--- Available records ---
┏━━

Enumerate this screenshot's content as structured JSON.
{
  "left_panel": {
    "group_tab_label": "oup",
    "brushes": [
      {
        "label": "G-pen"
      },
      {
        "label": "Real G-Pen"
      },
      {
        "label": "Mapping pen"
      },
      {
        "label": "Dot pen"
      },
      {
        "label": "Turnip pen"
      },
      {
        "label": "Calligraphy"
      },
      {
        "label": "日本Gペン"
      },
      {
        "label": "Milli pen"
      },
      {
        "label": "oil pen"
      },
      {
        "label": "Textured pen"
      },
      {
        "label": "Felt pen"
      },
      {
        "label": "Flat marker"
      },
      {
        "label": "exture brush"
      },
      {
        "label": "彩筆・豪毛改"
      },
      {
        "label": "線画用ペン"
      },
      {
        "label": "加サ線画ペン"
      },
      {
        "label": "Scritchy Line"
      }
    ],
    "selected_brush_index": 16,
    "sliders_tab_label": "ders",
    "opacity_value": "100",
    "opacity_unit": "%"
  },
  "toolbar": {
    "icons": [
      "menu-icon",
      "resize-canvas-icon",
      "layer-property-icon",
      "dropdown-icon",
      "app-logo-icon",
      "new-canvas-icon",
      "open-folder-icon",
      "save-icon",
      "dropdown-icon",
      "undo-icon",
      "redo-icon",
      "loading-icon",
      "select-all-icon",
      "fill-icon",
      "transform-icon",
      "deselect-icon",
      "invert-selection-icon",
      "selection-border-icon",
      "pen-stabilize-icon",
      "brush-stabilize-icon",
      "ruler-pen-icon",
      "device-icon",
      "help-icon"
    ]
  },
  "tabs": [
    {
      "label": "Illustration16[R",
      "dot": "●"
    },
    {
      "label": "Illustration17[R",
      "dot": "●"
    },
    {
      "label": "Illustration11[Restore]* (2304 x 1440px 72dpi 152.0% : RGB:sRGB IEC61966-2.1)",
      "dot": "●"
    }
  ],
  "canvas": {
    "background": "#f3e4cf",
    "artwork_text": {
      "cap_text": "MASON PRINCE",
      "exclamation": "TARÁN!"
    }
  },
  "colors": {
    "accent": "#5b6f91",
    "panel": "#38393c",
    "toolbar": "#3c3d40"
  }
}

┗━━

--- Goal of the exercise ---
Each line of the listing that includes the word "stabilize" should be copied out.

--- Output ---
      "pen-stabilize-icon",
      "brush-stabilize-icon",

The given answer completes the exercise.